Data supplied:

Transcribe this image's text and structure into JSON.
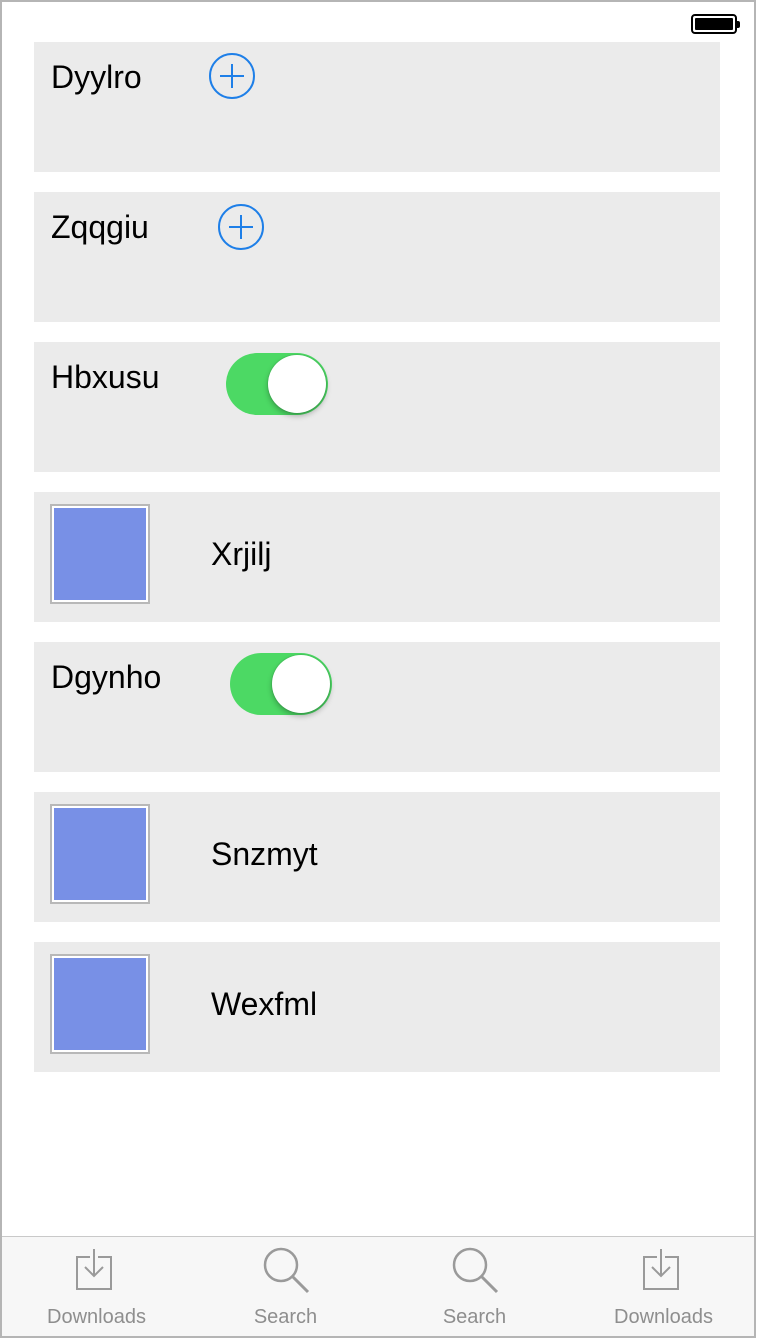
{
  "status_bar": {
    "battery_icon": "battery-full-icon"
  },
  "rows": [
    {
      "type": "plus",
      "label": "Dyylro",
      "icon": "plus-circle-icon"
    },
    {
      "type": "plus",
      "label": "Zqqgiu",
      "icon": "plus-circle-icon"
    },
    {
      "type": "toggle",
      "label": "Hbxusu",
      "on": true,
      "color": "#4cd964"
    },
    {
      "type": "image",
      "label": "Xrjilj",
      "swatch_color": "#7890e6"
    },
    {
      "type": "toggle",
      "label": "Dgynho",
      "on": true,
      "color": "#4cd964"
    },
    {
      "type": "image",
      "label": "Snzmyt",
      "swatch_color": "#7890e6"
    },
    {
      "type": "image",
      "label": "Wexfml",
      "swatch_color": "#7890e6"
    }
  ],
  "tabbar": {
    "tabs": [
      {
        "label": "Downloads",
        "icon": "download-icon"
      },
      {
        "label": "Search",
        "icon": "search-icon"
      },
      {
        "label": "Search",
        "icon": "search-icon"
      },
      {
        "label": "Downloads",
        "icon": "download-icon"
      }
    ]
  },
  "colors": {
    "accent": "#1e7fe8",
    "toggle_on": "#4cd964",
    "row_background": "#ebebeb",
    "tab_inactive": "#8e8e8e"
  }
}
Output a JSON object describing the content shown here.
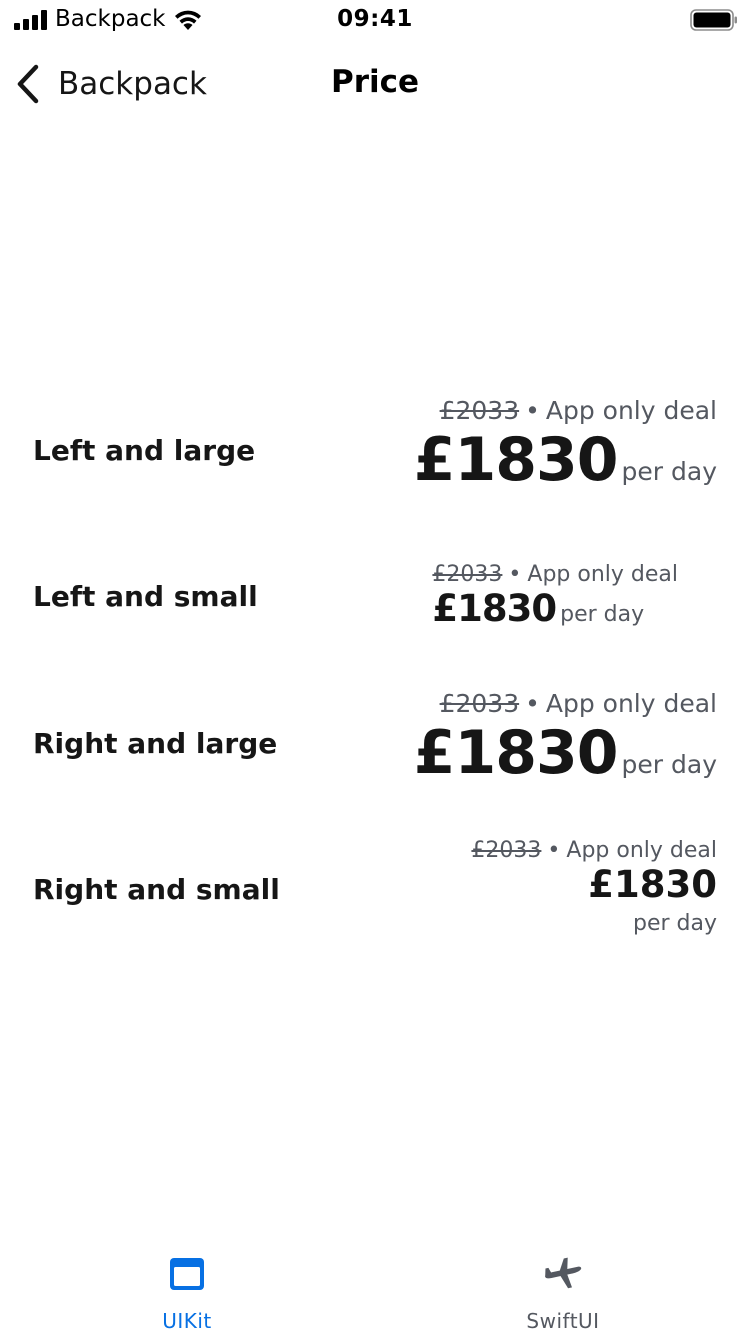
{
  "status_bar": {
    "carrier": "Backpack",
    "time": "09:41"
  },
  "nav": {
    "back_label": "Backpack",
    "title": "Price"
  },
  "rows": [
    {
      "label": "Left and large",
      "previous_price": "£2033",
      "separator": "•",
      "deal": "App only deal",
      "price": "£1830",
      "period": "per day"
    },
    {
      "label": "Left and small",
      "previous_price": "£2033",
      "separator": "•",
      "deal": "App only deal",
      "price": "£1830",
      "period": "per day"
    },
    {
      "label": "Right and large",
      "previous_price": "£2033",
      "separator": "•",
      "deal": "App only deal",
      "price": "£1830",
      "period": "per day"
    },
    {
      "label": "Right and small",
      "previous_price": "£2033",
      "separator": "•",
      "deal": "App only deal",
      "price": "£1830",
      "period": "per day"
    }
  ],
  "tab_bar": {
    "tabs": [
      {
        "label": "UIKit",
        "icon": "window-icon",
        "selected": true
      },
      {
        "label": "SwiftUI",
        "icon": "airplane-icon",
        "selected": false
      }
    ]
  },
  "colors": {
    "accent": "#0770e3",
    "text_primary": "#161616",
    "text_secondary": "#545860"
  }
}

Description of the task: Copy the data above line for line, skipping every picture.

Task answer:
Transcribe this image's text and structure into JSON.
{
  "status_bar": {
    "battery_icon": "battery-full-icon"
  },
  "rows": [
    {
      "type": "plus",
      "label": "Dyylro",
      "icon": "plus-circle-icon"
    },
    {
      "type": "plus",
      "label": "Zqqgiu",
      "icon": "plus-circle-icon"
    },
    {
      "type": "toggle",
      "label": "Hbxusu",
      "on": true,
      "color": "#4cd964"
    },
    {
      "type": "image",
      "label": "Xrjilj",
      "swatch_color": "#7890e6"
    },
    {
      "type": "toggle",
      "label": "Dgynho",
      "on": true,
      "color": "#4cd964"
    },
    {
      "type": "image",
      "label": "Snzmyt",
      "swatch_color": "#7890e6"
    },
    {
      "type": "image",
      "label": "Wexfml",
      "swatch_color": "#7890e6"
    }
  ],
  "tabbar": {
    "tabs": [
      {
        "label": "Downloads",
        "icon": "download-icon"
      },
      {
        "label": "Search",
        "icon": "search-icon"
      },
      {
        "label": "Search",
        "icon": "search-icon"
      },
      {
        "label": "Downloads",
        "icon": "download-icon"
      }
    ]
  },
  "colors": {
    "accent": "#1e7fe8",
    "toggle_on": "#4cd964",
    "row_background": "#ebebeb",
    "tab_inactive": "#8e8e8e"
  }
}
Output a JSON object describing the content shown here.
{
  "status_bar": {
    "carrier": "Backpack",
    "time": "09:41"
  },
  "nav": {
    "back_label": "Backpack",
    "title": "Price"
  },
  "rows": [
    {
      "label": "Left and large",
      "previous_price": "£2033",
      "separator": "•",
      "deal": "App only deal",
      "price": "£1830",
      "period": "per day"
    },
    {
      "label": "Left and small",
      "previous_price": "£2033",
      "separator": "•",
      "deal": "App only deal",
      "price": "£1830",
      "period": "per day"
    },
    {
      "label": "Right and large",
      "previous_price": "£2033",
      "separator": "•",
      "deal": "App only deal",
      "price": "£1830",
      "period": "per day"
    },
    {
      "label": "Right and small",
      "previous_price": "£2033",
      "separator": "•",
      "deal": "App only deal",
      "price": "£1830",
      "period": "per day"
    }
  ],
  "tab_bar": {
    "tabs": [
      {
        "label": "UIKit",
        "icon": "window-icon",
        "selected": true
      },
      {
        "label": "SwiftUI",
        "icon": "airplane-icon",
        "selected": false
      }
    ]
  },
  "colors": {
    "accent": "#0770e3",
    "text_primary": "#161616",
    "text_secondary": "#545860"
  }
}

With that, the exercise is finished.